He described his role as being "focused on delivering great experiences to consumers," while also saying that he spends an enormous amount of time listening and believes "the truth is out there, if you listen for it, you can hear it." The truth is Nokia has underperformed since his arrival in September 2010. Upon which, Elop threw Nokia's prior management under the bus while expressing his displeasure for how they had Nokia poorly positioned against rivals like Apple (NASDAQ:AAPL) and BlackBerry (NASDAQ:BBRY).
Elop, at one point described Nokia as "standing on a burning platform" - pretty strong words for a new CEO. But is Nokia any better today? However, his gloomy description of the situation, including saying that Nokia had to make major changes to survive, was not a surprise. After all, new CEOs are not installed because their predecessors were performing at a high level. However, if a new leader is going to arrive with such authority, he's setting the bar pretty high.

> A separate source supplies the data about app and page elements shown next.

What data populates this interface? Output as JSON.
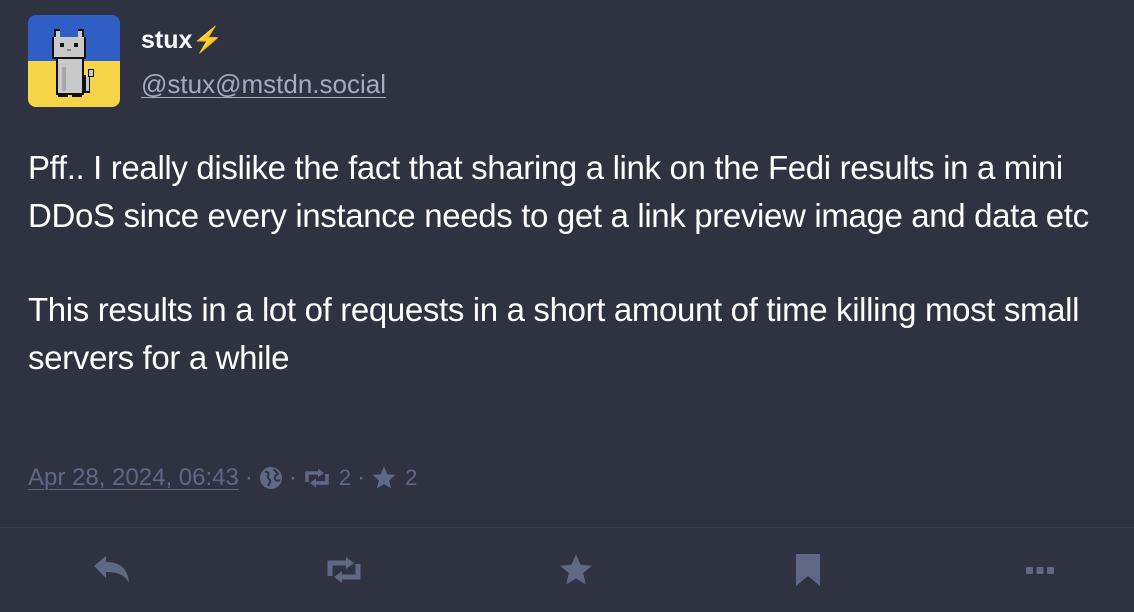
{
  "status": {
    "author": {
      "display_name": "stux",
      "display_emoji": "⚡",
      "handle": "@stux@mstdn.social"
    },
    "content": {
      "paragraphs": [
        "Pff.. I really dislike the fact that sharing a link on the Fedi results in a mini DDoS since every instance needs to get a link preview image and data etc",
        "This results in a lot of requests in a short amount of time killing most small servers for a while"
      ]
    },
    "meta": {
      "timestamp": "Apr 28, 2024, 06:43",
      "separator": "·",
      "visibility_icon": "globe-icon",
      "boost_count": "2",
      "favourite_count": "2"
    }
  },
  "actions": {
    "reply_icon": "reply-icon",
    "boost_icon": "boost-icon",
    "favourite_icon": "star-icon",
    "bookmark_icon": "bookmark-icon",
    "more_icon": "ellipsis-icon"
  },
  "colors": {
    "background": "#2f3241",
    "text": "#ffffff",
    "muted": "#606984",
    "handle": "#a7aac0",
    "avatar_blue": "#2f5fc4",
    "avatar_yellow": "#f5d547"
  }
}
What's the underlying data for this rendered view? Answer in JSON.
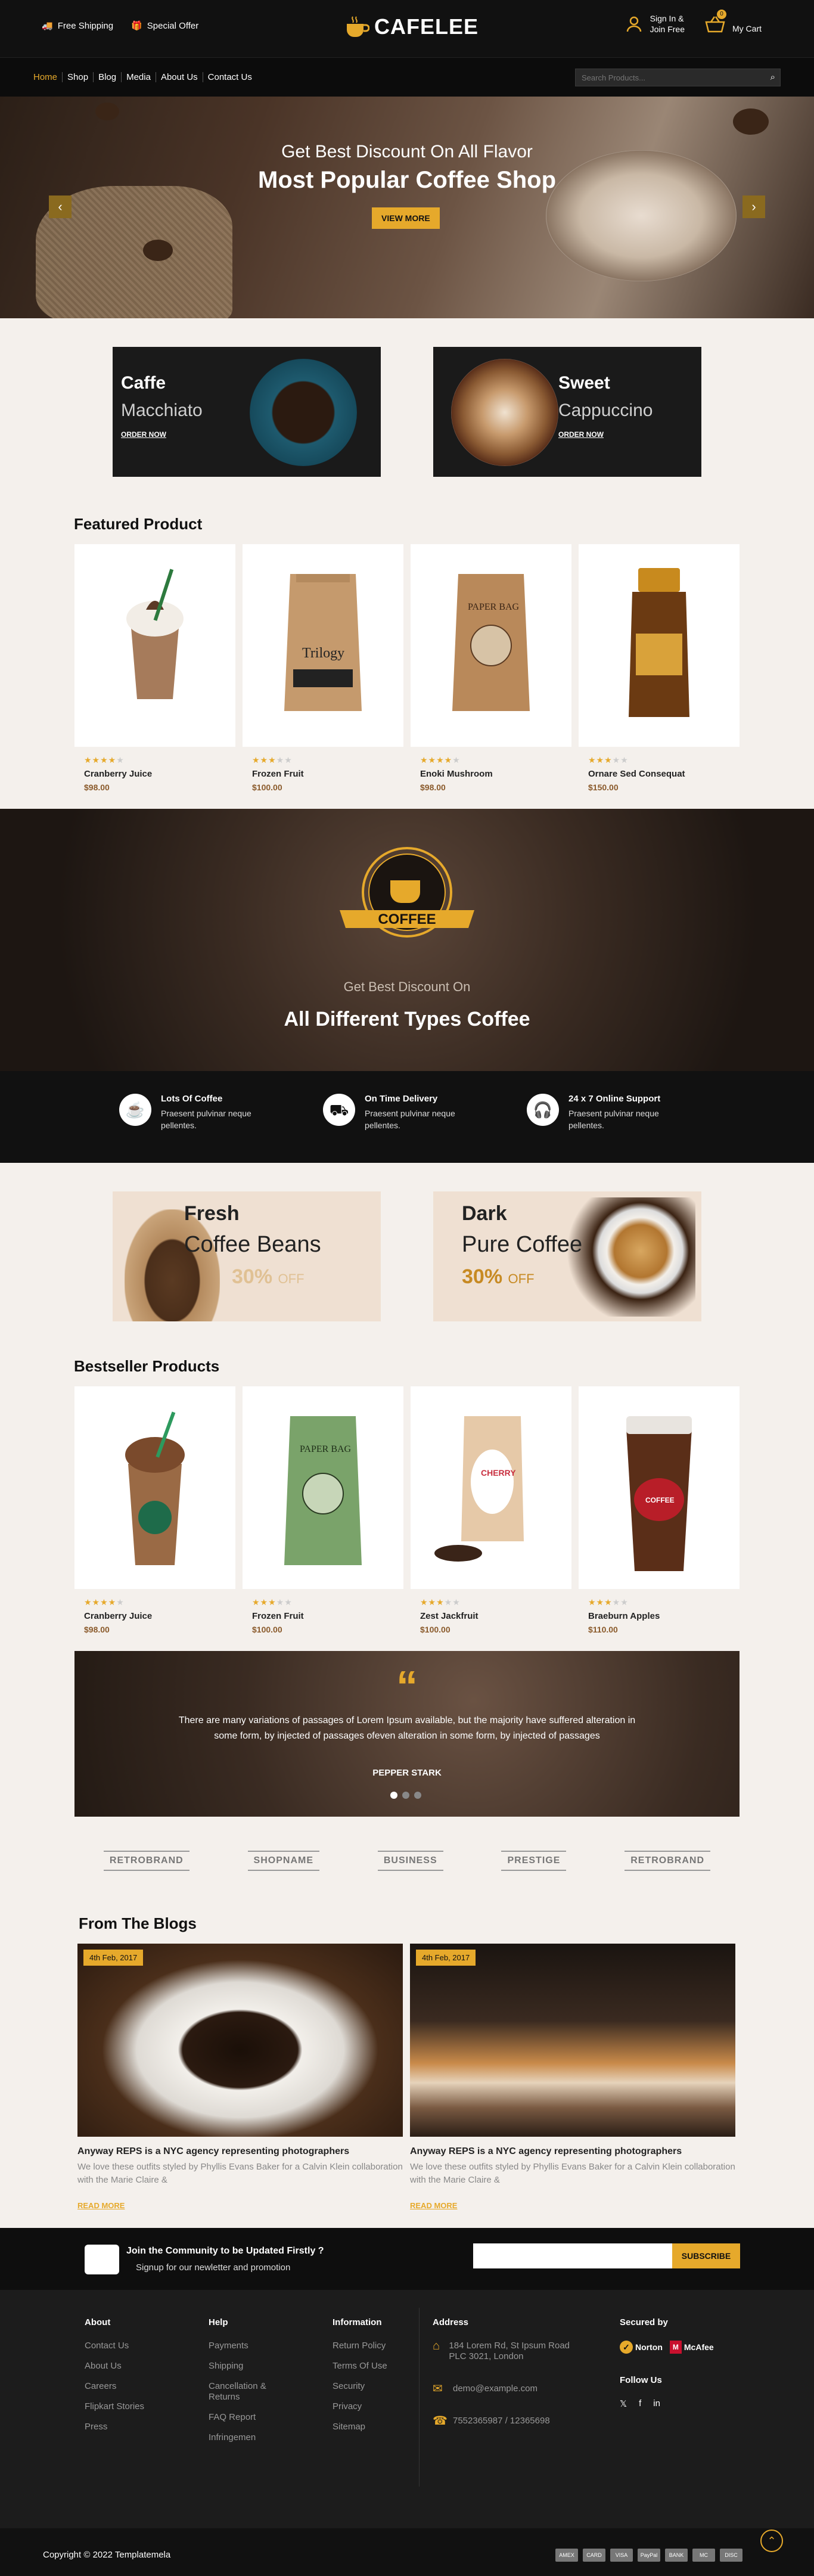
{
  "topbar": {
    "free_shipping": "Free Shipping",
    "special_offer": "Special Offer",
    "logo": "CAFELEE",
    "signin": "Sign In &",
    "join": "Join Free",
    "cart_count": "0",
    "cart": "My Cart"
  },
  "nav": {
    "items": [
      "Home",
      "Shop",
      "Blog",
      "Media",
      "About Us",
      "Contact Us"
    ],
    "search_placeholder": "Search Products..."
  },
  "hero": {
    "subtitle": "Get Best Discount On All Flavor",
    "title": "Most Popular Coffee Shop",
    "button": "VIEW MORE",
    "prev": "‹",
    "next": "›"
  },
  "promo": [
    {
      "title": "Caffe",
      "sub": "Macchiato",
      "link": "ORDER NOW"
    },
    {
      "title": "Sweet",
      "sub": "Cappuccino",
      "link": "ORDER NOW"
    }
  ],
  "featured": {
    "title": "Featured Product",
    "items": [
      {
        "name": "Cranberry Juice",
        "price": "$98.00",
        "stars": 4
      },
      {
        "name": "Frozen Fruit",
        "price": "$100.00",
        "stars": 3
      },
      {
        "name": "Enoki Mushroom",
        "price": "$98.00",
        "stars": 4
      },
      {
        "name": "Ornare Sed Consequat",
        "price": "$150.00",
        "stars": 3
      }
    ]
  },
  "coffee_banner": {
    "emblem": "COFFEE",
    "subtitle": "Get Best Discount On",
    "title": "All Different Types Coffee"
  },
  "features": [
    {
      "title": "Lots Of Coffee",
      "text": "Praesent pulvinar neque pellentes."
    },
    {
      "title": "On Time Delivery",
      "text": "Praesent pulvinar neque pellentes."
    },
    {
      "title": "24 x 7 Online Support",
      "text": "Praesent pulvinar neque pellentes."
    }
  ],
  "promo2": [
    {
      "title": "Fresh",
      "sub": "Coffee Beans",
      "off": "30%",
      "off_label": "OFF"
    },
    {
      "title": "Dark",
      "sub": "Pure Coffee",
      "off": "30%",
      "off_label": "OFF"
    }
  ],
  "bestseller": {
    "title": "Bestseller Products",
    "items": [
      {
        "name": "Cranberry Juice",
        "price": "$98.00",
        "stars": 4
      },
      {
        "name": "Frozen Fruit",
        "price": "$100.00",
        "stars": 3
      },
      {
        "name": "Zest Jackfruit",
        "price": "$100.00",
        "stars": 3
      },
      {
        "name": "Braeburn Apples",
        "price": "$110.00",
        "stars": 3
      }
    ]
  },
  "testimonial": {
    "quote_mark": "“",
    "text": "There are many variations of passages of Lorem Ipsum available, but the majority have suffered alteration in some form, by injected of passages ofeven alteration in some form, by injected of passages",
    "author": "PEPPER STARK"
  },
  "brands": [
    "RETROBRAND",
    "SHOPNAME",
    "BUSINESS",
    "PRESTIGE",
    "RETROBRAND"
  ],
  "blogs": {
    "title": "From The Blogs",
    "items": [
      {
        "date": "4th Feb, 2017",
        "title": "Anyway REPS is a NYC agency representing photographers",
        "text": "We love these outfits styled by Phyllis Evans Baker for a Calvin Klein collaboration with the Marie Claire &",
        "link": "READ MORE"
      },
      {
        "date": "4th Feb, 2017",
        "title": "Anyway REPS is a NYC agency representing photographers",
        "text": "We love these outfits styled by Phyllis Evans Baker for a Calvin Klein collaboration with the Marie Claire &",
        "link": "READ MORE"
      }
    ]
  },
  "newsletter": {
    "title": "Join the Community to be Updated Firstly ?",
    "text": "Signup for our newletter and promotion",
    "button": "SUBSCRIBE"
  },
  "footer": {
    "about": {
      "title": "About",
      "items": [
        "Contact Us",
        "About Us",
        "Careers",
        "Flipkart Stories",
        "Press"
      ]
    },
    "help": {
      "title": "Help",
      "items": [
        "Payments",
        "Shipping",
        "Cancellation & Returns",
        "FAQ Report",
        "Infringemen"
      ]
    },
    "info": {
      "title": "Information",
      "items": [
        "Return Policy",
        "Terms Of Use",
        "Security",
        "Privacy",
        "Sitemap"
      ]
    },
    "address": {
      "title": "Address",
      "line": "184 Lorem Rd, St Ipsum Road PLC 3021, London",
      "email": "demo@example.com",
      "phone": "7552365987 / 12365698"
    },
    "secured_by": "Secured by",
    "norton": "Norton",
    "mcafee": "McAfee",
    "follow": "Follow Us",
    "social": [
      "𝕏",
      "f",
      "in"
    ]
  },
  "copyright": "Copyright © 2022 Templatemela",
  "payments": [
    "AMEX",
    "CARD",
    "VISA",
    "PayPal",
    "BANK",
    "MC",
    "DISC"
  ]
}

Unfortunately, so far, Nokia has been grossly unimpressive under his tenure - by every measurable standard. Still, Nokia bulls disagree. Consider this, when Elop arrived in late 2010, Nokia was still the market's leader in worldwide phone sales. At the time the stock traded as high as $10 per share. This is even though Nokia (at the time) posed no meaningful threat to Apple and BlackBerry.
For that matter, neither LG nor HTC were losing sleep over Nokia's status. Plus Google's (NASDAQ:GOOG) Android was only in its infancy. Here again, the situation has not changed. Nokia is still no competitive threat in the smartphone market. The only difference between now and when Elop first took over is that Nokia's stock is almost 85% cheaper. Remarkably, Nokia investors are still rushing to the company's defense. It makes no sense.
It's time to ditch Windows
It's time for a change at Nokia. At this point the company's future is in doubt and Microsoft's (NASDAQ:MSFT) Windows Mobile OS should no longer be a part of it. It remains a mystery as to how Nokia insists on betting its brand on Windows when it has proven unsuccessful for Microsoft. Meanwhile, Samsung, which has 43% of the mobile market, continues to capitalize on the ubiquity and reach of Android. Apple's iOS has seized the remaining portion, or 57% of the market.
What's left for Nokia and Microsoft? I'm no longer convinced that Nokia cares about growth until it switches to Android. In fact, I've also argued that BlackBerry's OS would be a significant upgrade. Investors disagreed, while allowing Elop to go on a cost-cutting spree to shore up the company's balance sheet. But why does that matter more at this point than growing market share?
Elop, at one point, showed that he was willing to try new things and put Nokia on a new path - now's the time to do it. He needs to put Nokia on a new path, while also preserving the working assets of the company, including the Nokia Siemens Network segment, a joint-venture with Siemens (SI), which has been the company's strongest business over the past couple of years in terms of growth. The good news for Nokia is that its Lumia line looks pretty strong. But consumers are not enamored with Windows, which hurts an otherwise nice design.
It's hard to make an investment case for Nokia here. Aside for the cheap share price, I really don't see what the attraction is. However, I would buy the stock today if the company would make a change in leadership and dump Windows in favor of Google's Android for its phones. I think Scott Forstall, Apple's iPod creator, would make a great replacement for Stephen Elop. Although Elop is a good manager, he's not the person suited to take the company to the next level. His closeness to Microsoft, and in particular, Steve Ballmer, is too much of an overhang.